Flexibility appears to be the new buzzword in education. It is possible that we have finally hit on an idea that we hope will take off like wildfire and, more importantly, be here for the long run.
There is no arguing that teachers need flexibility in a classroom, through curriculum and instructional implementation, to meet the needs of individual classes and students. Schoolhouses benefit from flexibility too, in order to build school- wide programs that match their student body’s needs.
In various ways, school districts also benefit from flexibility. Currently the state has embraced flexibility by encouraging school systems to adopt programs that allow them to waive certain requirements in order to build programs that will support their district’s needs and goals.
Flexibility not only exists within program development, but is also an important tool in system organization and structure.
The Georgia Constitution provides one-sided system flexibility through allowing for school system consolidation. In certain cases, very small school districts may see an opportunity to improve upon academic and extracurricular programs, and strengthen financial management through consolidating with another school district.
However, on the other end of the spectrum, when school systems are too large, there is no flexibility to deconsolidate.
This moves school-system flexibility into uncharted territory, as deconsolidation has never been broached. That is because only now, nearly 69 years after the Georgia Constitution capped the number of school systems in Georgia, are we realizing that just as there are school systems that can be too small to succeed, there are also school systems that are too large to succeed.
With the average school system nationwide being 3,500 students, it isn’t shocking that this conversation is not being heard more often. Super-sized systems are truly in the minority.

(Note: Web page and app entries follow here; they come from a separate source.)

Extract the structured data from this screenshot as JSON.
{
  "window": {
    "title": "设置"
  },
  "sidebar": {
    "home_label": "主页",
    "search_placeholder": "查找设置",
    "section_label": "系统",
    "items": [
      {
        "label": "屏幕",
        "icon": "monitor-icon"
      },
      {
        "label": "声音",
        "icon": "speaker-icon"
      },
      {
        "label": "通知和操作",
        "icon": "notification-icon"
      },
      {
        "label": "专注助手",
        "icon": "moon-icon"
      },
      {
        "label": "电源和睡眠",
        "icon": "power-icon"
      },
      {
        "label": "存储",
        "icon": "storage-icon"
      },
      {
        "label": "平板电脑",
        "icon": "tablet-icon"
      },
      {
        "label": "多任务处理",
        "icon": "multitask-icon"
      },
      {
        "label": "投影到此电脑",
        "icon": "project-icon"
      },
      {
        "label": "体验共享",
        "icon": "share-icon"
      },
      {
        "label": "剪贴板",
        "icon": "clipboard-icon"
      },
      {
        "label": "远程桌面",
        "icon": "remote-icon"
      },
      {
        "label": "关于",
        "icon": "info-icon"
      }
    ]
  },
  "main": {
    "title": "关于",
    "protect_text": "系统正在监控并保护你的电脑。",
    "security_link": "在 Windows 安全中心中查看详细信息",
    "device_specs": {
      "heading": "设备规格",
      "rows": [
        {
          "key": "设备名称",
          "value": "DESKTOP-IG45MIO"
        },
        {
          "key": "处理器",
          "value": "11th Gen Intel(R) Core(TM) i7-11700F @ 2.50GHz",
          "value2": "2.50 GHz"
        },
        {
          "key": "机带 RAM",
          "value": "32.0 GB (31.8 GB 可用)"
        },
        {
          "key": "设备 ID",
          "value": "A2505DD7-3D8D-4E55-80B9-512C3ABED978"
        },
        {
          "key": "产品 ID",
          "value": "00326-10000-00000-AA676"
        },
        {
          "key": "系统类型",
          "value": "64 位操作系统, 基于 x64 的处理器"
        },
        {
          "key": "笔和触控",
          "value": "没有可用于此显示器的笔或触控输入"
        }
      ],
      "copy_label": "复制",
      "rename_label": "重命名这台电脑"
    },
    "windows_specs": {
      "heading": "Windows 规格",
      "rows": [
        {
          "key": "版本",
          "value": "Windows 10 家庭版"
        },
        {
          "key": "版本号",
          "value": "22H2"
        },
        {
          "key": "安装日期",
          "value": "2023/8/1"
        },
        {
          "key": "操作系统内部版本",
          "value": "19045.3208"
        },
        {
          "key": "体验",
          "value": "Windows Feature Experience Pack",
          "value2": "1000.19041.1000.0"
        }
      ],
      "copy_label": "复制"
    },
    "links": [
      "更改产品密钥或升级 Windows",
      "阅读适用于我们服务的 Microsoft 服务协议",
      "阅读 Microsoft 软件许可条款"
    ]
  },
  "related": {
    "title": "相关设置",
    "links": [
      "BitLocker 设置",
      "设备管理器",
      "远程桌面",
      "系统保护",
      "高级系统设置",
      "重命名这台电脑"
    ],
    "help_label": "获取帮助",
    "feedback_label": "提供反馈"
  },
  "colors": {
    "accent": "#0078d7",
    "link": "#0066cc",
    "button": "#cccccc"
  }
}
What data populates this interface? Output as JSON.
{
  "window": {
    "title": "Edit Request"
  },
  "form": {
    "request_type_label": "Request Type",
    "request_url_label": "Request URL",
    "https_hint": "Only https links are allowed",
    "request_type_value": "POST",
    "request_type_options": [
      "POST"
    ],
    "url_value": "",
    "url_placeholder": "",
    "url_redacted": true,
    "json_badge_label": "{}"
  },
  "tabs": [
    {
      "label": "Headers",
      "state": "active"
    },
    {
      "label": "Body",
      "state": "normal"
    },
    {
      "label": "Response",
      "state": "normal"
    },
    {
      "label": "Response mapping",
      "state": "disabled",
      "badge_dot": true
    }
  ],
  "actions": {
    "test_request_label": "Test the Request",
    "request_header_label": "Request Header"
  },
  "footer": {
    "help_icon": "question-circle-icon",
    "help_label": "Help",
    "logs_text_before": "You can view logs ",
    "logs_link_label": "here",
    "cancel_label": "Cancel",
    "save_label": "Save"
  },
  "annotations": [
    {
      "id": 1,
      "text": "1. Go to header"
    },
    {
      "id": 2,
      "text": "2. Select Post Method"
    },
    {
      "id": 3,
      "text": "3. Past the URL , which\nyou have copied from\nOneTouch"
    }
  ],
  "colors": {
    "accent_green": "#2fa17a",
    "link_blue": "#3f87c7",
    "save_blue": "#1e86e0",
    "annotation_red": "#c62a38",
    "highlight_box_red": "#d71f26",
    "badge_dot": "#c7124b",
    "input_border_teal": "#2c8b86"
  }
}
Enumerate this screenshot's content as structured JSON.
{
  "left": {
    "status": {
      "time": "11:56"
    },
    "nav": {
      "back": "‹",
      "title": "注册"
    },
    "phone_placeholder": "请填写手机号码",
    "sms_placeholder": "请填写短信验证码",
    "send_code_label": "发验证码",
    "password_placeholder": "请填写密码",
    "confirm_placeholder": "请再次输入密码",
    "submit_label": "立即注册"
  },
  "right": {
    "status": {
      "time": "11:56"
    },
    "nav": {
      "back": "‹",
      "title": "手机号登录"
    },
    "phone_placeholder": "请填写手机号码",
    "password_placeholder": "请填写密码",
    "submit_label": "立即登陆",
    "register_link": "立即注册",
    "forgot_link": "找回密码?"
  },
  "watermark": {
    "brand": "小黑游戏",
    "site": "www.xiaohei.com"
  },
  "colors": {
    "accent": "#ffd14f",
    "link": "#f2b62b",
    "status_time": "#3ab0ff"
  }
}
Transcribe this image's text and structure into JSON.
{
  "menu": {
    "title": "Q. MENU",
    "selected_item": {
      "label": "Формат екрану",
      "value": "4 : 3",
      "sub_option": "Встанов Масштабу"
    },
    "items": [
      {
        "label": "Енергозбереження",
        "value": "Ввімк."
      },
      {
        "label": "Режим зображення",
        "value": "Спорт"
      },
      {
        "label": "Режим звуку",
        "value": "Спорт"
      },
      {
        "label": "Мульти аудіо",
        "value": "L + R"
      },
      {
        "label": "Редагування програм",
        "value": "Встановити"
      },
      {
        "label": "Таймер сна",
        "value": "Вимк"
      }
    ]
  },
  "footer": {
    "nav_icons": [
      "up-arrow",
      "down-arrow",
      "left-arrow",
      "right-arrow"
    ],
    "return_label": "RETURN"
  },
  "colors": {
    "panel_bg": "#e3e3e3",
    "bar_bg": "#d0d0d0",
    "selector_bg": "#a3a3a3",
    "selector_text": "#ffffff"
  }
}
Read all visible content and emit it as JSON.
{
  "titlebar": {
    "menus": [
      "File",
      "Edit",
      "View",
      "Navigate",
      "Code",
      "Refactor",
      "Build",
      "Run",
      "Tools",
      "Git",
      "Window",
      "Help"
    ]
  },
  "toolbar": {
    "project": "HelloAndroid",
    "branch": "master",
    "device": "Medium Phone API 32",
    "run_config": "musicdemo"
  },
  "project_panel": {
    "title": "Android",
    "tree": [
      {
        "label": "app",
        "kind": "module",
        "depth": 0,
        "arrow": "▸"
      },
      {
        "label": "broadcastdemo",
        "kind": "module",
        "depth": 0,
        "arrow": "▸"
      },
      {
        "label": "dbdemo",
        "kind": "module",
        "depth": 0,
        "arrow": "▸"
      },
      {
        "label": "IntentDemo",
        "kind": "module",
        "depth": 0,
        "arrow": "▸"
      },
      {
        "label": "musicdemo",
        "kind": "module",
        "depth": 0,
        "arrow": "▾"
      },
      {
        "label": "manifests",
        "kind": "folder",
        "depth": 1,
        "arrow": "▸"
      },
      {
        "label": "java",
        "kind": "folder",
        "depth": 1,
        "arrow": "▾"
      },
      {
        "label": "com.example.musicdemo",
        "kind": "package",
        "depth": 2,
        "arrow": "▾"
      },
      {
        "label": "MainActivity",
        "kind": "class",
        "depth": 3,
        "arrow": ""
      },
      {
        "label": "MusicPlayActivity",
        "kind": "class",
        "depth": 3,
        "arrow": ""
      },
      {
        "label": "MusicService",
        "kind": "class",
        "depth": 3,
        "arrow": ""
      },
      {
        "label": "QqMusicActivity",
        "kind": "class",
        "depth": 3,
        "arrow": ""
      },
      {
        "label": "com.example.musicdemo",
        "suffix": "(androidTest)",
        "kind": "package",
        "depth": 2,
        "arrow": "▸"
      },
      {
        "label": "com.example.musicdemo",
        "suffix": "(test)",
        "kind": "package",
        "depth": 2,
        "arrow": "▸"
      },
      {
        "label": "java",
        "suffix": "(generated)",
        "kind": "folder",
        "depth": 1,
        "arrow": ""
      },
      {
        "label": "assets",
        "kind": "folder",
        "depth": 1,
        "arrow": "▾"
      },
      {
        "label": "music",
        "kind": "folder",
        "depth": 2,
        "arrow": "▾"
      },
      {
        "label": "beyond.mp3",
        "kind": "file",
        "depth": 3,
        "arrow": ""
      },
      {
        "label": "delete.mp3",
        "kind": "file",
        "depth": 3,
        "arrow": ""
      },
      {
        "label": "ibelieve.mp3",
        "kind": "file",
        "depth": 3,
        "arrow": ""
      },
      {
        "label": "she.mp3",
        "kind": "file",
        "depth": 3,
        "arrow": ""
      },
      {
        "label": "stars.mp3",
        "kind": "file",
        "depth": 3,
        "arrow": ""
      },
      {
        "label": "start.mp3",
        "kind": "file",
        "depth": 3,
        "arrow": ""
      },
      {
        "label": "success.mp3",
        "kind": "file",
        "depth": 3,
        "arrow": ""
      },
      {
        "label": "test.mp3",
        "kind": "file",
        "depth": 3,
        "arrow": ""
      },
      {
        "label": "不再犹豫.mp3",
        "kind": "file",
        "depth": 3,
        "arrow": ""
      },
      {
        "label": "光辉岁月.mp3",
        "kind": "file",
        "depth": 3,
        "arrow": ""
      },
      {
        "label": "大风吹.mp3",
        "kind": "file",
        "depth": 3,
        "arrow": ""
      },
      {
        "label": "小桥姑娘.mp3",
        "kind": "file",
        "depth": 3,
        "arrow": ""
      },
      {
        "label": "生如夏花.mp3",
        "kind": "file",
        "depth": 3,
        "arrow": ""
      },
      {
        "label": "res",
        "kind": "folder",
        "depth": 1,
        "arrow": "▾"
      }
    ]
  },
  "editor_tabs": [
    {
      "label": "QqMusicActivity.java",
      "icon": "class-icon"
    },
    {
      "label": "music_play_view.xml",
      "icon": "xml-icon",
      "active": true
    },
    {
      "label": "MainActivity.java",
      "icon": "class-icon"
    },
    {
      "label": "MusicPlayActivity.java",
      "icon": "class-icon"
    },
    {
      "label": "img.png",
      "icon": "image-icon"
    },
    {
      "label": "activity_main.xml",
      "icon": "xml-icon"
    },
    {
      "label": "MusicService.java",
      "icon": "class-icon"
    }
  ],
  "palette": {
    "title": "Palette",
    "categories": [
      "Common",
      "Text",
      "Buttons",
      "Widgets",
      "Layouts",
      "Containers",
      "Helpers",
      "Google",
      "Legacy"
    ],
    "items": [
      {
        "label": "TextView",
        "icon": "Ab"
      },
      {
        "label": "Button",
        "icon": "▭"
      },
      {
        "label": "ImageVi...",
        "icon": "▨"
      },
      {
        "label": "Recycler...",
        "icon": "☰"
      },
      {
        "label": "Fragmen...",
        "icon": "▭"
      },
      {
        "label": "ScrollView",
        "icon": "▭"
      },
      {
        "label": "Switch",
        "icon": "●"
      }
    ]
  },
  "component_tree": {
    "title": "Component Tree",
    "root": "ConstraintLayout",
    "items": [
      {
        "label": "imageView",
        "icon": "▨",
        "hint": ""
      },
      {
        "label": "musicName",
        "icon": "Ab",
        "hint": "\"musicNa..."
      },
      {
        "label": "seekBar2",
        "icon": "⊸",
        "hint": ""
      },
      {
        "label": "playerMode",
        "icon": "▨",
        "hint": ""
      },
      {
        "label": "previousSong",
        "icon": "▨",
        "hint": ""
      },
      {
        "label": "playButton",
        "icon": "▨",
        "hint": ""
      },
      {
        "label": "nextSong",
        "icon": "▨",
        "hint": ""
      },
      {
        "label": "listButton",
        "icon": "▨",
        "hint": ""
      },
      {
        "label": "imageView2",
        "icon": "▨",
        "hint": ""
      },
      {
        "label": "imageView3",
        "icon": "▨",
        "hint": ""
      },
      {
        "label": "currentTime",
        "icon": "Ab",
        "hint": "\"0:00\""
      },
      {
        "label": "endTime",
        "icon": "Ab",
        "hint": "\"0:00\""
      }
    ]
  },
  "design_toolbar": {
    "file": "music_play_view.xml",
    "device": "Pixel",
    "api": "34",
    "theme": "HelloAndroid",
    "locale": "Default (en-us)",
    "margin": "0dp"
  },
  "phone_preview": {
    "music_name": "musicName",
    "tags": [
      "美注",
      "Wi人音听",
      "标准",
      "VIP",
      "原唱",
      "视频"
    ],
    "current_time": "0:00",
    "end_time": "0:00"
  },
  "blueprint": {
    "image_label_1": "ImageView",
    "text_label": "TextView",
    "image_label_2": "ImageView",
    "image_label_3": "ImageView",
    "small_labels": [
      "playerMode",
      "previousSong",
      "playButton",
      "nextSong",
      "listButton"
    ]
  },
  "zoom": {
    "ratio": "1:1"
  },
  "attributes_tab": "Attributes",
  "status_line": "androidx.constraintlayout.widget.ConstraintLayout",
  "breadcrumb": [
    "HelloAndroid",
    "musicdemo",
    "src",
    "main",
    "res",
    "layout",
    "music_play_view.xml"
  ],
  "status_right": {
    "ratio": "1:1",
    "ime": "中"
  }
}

However, when you consider that in a school system the size of DeKalb County you could fit 28 average-sized school systems, it seems deserved that this conversation be moved to the forefront.
To determine when a school system has grown too large to successfully offer an education that maximizes each student’s potential, you would look to the following: When a school system loses the ability to find the pulse of the individual student or accurately determine a schoolhouse’s needs (and more importantly meet those needs); when financial management becomes mismanagement because of an inability to effectively and efficiently match those dollars in a way that will result in successful outcomes; when the administration flow chart looks more like a fifth-generation family tree; or when media coverage seems lost in a labyrinth of continual hope for improvement with results that show a downward trend, the need for the flexibility of deconsolidation becomes critical.
There have been many studies pointing out the benefits of systems of manageable sizes. Among the measurable and observable positive outcomes are: higher graduation rates, maximizing of financial resources, increases in teacher satisfaction, increases in parental engagement, increased cross-level communication, and an increased sense of community.
Providing for the deconsolidation of super-sized systems can allow more students, parents, teachers and districts to realize these benefits.
House Resolution 486, put forth by Rep. Tom Taylor (R-Dunwoody), is the constitutional amendment that seeks to reintroduce the flexibility of school system deconsolidation into the constitution. It provides the opportunity for cities formed after 2005, and any other cities that share a contiguous border, to form municipal school systems.
By allowing for the opportunity to create municipal school systems of a manageable size, these new school districts can capitalize on the full benefits of flexibility on all levels in education: instructional differentiation in the classroom, program innovation in the schoolhouse and district structural flexibility. That provides a winning combination for everyone.